Red light cameras have been installed throughout the State at intersections that are busy and/or considered dangerous as a proactive measure to lessen the number of traffic accidents at those intersections. However, recent statistics show the number of accidents – most particularly rear-end collisions – have increased, at least in some areas. It seems some drivers hesitate to make right turns on red at intersections monitored by cameras for fear of getting “caught” going through a red light and this hesitation can result in rear-end collisions. (1)
In New Jersey, it is legal for a driver to make a right turn on a red signal, unless otherwise posted. The rules for right on red, however, require drivers to come to a complete stop before proceeding through the intersection once it is safe to do so. (2)
State Senator Michael Doherty has been leading the charge against red light cameras, asserting their presence does not improve safety at intersections. Instead, Sen. Doherty claims the cameras have become an easy way for local municipalities to collect extra revenue. To support this, he pointed to statistics recently released by the Lawrence Township Police Chief and by the New Jersey Department of Transportation showing traffic accidents have increased at some sites where red light cameras have been installed. (3)
Supporters of red light cameras argue that, while some types of accidents may have increased, the cameras have helped prevent other types of accidents, like t-bone or right-angle accidents, which often result in more serious injuries and more costly damages. (4) Still, Sen. Doherty feels if the cameras are all about safety, than municipal officials should not object to putting revenues generated by the cameras into a State Highway Safety fund. (1)
While the benefits of red light cameras are being debated, New Jersey drivers should be aware that infractions caught by these cameras are considered moving violations. While they carry no points, motorists do face fines of $85. As with any citation, drivers do have the option of contesting the ticket; however, the fine, if upheld, would then be in excess of $85. (5)
Whether you are fighting a ticket or involved in a rear-end collision resulting from these cameras, the personal injury attorneys at Ragland Law Firm can help.
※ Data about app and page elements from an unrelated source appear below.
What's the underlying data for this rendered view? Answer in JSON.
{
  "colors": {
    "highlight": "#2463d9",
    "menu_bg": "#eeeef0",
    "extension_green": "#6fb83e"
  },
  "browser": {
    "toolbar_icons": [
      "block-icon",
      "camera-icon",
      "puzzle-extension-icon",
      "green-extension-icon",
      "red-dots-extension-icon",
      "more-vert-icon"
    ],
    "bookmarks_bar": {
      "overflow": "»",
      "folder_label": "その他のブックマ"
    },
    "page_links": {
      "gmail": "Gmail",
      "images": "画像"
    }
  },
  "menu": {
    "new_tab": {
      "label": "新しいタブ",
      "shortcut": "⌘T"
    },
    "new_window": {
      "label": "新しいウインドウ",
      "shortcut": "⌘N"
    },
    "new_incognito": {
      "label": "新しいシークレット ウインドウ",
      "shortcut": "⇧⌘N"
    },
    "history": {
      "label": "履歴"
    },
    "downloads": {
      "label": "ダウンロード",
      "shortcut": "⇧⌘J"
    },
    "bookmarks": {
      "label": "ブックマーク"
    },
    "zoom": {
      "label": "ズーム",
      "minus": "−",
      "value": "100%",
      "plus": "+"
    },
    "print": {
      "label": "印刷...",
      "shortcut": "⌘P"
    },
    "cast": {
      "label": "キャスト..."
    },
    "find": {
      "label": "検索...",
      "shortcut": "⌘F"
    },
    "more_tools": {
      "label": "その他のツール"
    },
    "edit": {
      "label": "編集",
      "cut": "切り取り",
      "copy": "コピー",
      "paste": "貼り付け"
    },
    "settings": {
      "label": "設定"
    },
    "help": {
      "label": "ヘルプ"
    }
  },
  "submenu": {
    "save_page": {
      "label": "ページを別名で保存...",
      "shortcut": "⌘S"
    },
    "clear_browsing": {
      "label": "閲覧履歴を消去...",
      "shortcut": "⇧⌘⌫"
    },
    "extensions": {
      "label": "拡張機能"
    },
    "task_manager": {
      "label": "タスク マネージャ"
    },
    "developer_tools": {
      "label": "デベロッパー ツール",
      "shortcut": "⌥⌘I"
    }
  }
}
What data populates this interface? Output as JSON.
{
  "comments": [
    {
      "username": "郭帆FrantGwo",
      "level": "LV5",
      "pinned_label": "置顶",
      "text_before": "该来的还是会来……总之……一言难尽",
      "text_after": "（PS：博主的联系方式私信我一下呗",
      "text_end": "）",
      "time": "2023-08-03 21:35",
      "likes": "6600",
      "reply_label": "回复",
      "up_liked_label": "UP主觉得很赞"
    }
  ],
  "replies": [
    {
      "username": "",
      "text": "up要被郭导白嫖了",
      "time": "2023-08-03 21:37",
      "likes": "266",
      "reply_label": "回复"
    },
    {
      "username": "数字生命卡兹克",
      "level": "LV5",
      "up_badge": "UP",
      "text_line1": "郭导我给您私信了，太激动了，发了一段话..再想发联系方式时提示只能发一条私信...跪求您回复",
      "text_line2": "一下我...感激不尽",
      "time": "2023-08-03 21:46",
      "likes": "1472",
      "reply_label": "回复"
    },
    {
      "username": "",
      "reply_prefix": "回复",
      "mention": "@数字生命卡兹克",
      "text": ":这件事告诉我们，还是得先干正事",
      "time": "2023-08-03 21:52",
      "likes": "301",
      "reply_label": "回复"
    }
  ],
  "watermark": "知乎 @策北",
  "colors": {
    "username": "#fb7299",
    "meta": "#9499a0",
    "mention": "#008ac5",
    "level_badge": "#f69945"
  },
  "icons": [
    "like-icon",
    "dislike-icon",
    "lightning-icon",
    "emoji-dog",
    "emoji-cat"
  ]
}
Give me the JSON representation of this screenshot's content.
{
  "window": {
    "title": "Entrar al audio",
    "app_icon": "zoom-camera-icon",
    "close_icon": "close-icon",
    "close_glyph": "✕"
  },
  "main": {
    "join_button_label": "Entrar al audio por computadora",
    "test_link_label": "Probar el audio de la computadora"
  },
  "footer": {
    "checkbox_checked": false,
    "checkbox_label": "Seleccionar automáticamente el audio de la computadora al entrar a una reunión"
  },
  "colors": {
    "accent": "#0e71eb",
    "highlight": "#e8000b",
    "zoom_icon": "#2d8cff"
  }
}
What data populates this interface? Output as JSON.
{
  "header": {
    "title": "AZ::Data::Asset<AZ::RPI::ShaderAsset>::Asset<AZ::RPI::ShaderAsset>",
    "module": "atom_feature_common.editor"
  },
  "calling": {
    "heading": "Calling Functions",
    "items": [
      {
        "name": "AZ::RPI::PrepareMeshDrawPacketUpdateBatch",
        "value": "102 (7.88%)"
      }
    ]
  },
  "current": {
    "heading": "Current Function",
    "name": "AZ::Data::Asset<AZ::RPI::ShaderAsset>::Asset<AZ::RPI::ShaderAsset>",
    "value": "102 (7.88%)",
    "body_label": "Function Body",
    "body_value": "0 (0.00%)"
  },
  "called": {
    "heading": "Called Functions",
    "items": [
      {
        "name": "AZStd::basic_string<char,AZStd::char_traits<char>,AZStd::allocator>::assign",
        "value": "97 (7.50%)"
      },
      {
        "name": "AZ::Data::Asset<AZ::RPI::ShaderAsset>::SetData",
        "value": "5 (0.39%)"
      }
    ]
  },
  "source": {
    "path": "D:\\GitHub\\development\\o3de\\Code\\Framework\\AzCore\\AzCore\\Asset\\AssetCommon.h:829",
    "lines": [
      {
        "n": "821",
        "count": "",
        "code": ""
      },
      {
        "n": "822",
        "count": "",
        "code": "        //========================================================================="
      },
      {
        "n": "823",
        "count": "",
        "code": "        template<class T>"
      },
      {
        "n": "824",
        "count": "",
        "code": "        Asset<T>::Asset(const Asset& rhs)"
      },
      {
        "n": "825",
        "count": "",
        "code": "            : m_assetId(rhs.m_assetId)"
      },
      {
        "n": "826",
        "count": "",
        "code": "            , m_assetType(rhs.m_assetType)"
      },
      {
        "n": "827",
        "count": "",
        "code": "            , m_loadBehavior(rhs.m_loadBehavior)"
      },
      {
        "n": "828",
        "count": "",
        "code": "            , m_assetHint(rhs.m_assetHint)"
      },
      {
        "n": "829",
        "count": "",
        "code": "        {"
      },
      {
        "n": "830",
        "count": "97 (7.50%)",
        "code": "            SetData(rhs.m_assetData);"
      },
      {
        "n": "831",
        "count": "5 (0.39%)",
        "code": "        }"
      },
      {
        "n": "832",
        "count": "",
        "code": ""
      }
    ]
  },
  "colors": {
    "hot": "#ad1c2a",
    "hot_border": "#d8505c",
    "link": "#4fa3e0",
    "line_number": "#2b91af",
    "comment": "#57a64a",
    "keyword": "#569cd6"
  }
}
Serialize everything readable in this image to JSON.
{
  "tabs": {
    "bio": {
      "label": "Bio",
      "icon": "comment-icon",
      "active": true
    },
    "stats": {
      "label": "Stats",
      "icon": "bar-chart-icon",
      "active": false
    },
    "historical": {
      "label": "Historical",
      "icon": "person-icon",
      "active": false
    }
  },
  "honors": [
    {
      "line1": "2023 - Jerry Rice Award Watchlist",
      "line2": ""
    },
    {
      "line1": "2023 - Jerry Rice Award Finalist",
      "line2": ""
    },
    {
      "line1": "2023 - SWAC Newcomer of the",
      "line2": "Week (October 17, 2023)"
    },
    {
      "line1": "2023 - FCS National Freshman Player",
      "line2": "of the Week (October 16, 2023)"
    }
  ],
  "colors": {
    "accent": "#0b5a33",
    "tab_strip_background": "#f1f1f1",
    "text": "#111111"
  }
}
Contact the experienced attorneys at Ragland Law Firm conveniently located in Lebanon, Hunterdon County, NJ.